Judges announce the grand prize winner for the annual FeatherFest PhotoFest Contest.
The winners of the fourth week of the annual FeatherFest PhotoFest Contest have been announced. The contest is held in the weeks leading up to Galveston’s annual spring birding and nature photography festival, which is April 15-18.
The winners of the third week of the FeatherFest PhotoFest Contest have been announced. The contest is held in the weeks leading up to Galveston’s annual spring birding and nature photography festival, which is April 15-18.
Entries continue to be accepted for the FeatherFest PhotoFest Contest, held in the weeks leading up to Galveston’s annual spring birding and nature photography festival, which this year is April 15-18.
“Location” is something we hear about when buying real estate. It also holds true for gardening. The recent icy onslaught decimated our landscapes despite our best efforts. Why did some plants perish while others of their kind survived? One deciding factor was likely their location. More abo…
Editor’s note: Longtime Daily News gardening columnist William M. Johnson died last week. In light of this week’s frigid weather, a reader asked if we could republish a column Johnson wrote after another hard freeze in 2018. We thought that would be both a service to readers and a fitting fi…
“Shine on, shine on harvest moon” is the song lyric, which gardeners here on the Gulf Coast can sing most of the year because of the long production season.
All things seem to revolve around the coronavirus outbreak of 2020. Things feel uncertain, surreal and downright scary at times. Working from home with children or caring for family members can make it a challenge to balance professional demands and family obligations with physical activity …
Pruning is a gardening job that is often neglected because gardeners are not sure about how to prune, when to prune and even why pruning is done.

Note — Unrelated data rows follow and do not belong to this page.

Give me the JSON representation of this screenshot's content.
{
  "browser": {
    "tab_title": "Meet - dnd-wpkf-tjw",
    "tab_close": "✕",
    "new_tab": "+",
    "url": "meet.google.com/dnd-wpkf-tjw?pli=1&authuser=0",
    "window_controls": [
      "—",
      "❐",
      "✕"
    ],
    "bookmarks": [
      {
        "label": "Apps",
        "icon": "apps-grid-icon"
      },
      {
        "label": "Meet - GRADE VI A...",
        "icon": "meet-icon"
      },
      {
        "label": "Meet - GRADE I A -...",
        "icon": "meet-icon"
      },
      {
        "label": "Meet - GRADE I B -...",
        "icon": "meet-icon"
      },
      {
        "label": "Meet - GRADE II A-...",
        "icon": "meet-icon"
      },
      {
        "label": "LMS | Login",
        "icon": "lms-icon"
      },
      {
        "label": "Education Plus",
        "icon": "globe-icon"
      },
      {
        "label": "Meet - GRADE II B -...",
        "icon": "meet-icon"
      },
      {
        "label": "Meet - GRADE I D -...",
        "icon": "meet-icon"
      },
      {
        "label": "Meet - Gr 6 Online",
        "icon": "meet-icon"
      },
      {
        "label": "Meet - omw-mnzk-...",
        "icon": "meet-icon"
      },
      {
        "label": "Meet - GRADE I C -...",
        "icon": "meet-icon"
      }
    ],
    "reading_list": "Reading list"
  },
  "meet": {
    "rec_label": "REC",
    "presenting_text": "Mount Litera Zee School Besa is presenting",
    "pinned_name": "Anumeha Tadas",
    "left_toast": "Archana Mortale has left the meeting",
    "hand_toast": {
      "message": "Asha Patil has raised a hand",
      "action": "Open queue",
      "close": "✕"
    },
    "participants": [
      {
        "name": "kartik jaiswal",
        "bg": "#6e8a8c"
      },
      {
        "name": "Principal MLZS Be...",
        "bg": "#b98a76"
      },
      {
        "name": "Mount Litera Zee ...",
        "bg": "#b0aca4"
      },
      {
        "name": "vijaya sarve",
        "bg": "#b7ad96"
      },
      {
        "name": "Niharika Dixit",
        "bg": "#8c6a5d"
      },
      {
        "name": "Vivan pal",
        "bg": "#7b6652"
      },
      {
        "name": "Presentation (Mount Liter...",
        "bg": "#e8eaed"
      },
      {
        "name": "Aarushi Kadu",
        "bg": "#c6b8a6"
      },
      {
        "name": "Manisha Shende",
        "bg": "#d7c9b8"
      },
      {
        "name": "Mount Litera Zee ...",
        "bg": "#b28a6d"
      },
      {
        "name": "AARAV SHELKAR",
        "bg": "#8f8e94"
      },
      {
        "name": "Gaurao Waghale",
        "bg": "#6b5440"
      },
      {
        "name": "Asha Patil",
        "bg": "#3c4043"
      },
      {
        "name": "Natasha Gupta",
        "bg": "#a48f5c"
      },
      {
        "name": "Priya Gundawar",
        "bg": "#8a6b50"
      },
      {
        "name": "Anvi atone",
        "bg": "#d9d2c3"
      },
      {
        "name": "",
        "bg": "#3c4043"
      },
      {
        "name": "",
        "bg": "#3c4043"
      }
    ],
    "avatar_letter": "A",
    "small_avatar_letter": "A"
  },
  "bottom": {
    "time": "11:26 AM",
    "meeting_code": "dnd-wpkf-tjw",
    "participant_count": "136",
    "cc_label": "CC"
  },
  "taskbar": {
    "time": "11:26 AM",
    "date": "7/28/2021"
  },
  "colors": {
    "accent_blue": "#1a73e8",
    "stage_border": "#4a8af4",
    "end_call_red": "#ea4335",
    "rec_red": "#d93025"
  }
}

One of my friends in College Station sent me an email at 6:59 p.m. Sunday that contained a photo of a backyard adorned with a light covering of snow, and snow was still falling. Even with the low probability of receiving snowfall in our area, many folks were understandably excited about it.
One good thing about 2020 was that many more people have discovered the solace that comes from gardening. Experienced gardeners dived even deeper into their gardening adventures and tried new things.
This week’s article is about passalong plants. The term “passalong plants” was popularized by a similarly titled book published in 1993 by Felder Rushing. Gardeners have been passing along plants for generations before the practice received a formal name.
It’s nearing the end of 2020 and suffice it to say that the world has changed much in the last 10 months. That means Christmas will probably feel a little different than it has in the past, but we get to make some new memories over the holiday season.
Given COVID-19 issues, it may be hard this year not to feel a little like Scrooge or the Grinch that stole Christmas. But before you say, “Bah, humbug,” and try to fast forward into the new year, look for ways to create some fond and fun memories this holiday season.
I have griped too much about the reluctance of the fall season to make a sustained presence. Fall weather finally arrived in the Texas Upper Gulf Coast over the past weekend. It’s about time, as the winter season will officially start in about three weeks.
Most people think of gardening as a spring and summer activity. As I walked through the Discovery Garden in Carbide Park last week on a cool and sunny morning, I was inspired by the abundance of cool-season vegetables being grown — beets, broccoli, cabbages, cauliflower, carrots, collards, k…
Successfully growing houseplants starts with understanding their needs. Houseplants contribute to and become part of the interior decor, but they are not furniture or knickknacks. They are alive and, like all living things, they have certain requirements that must be met to be healthy.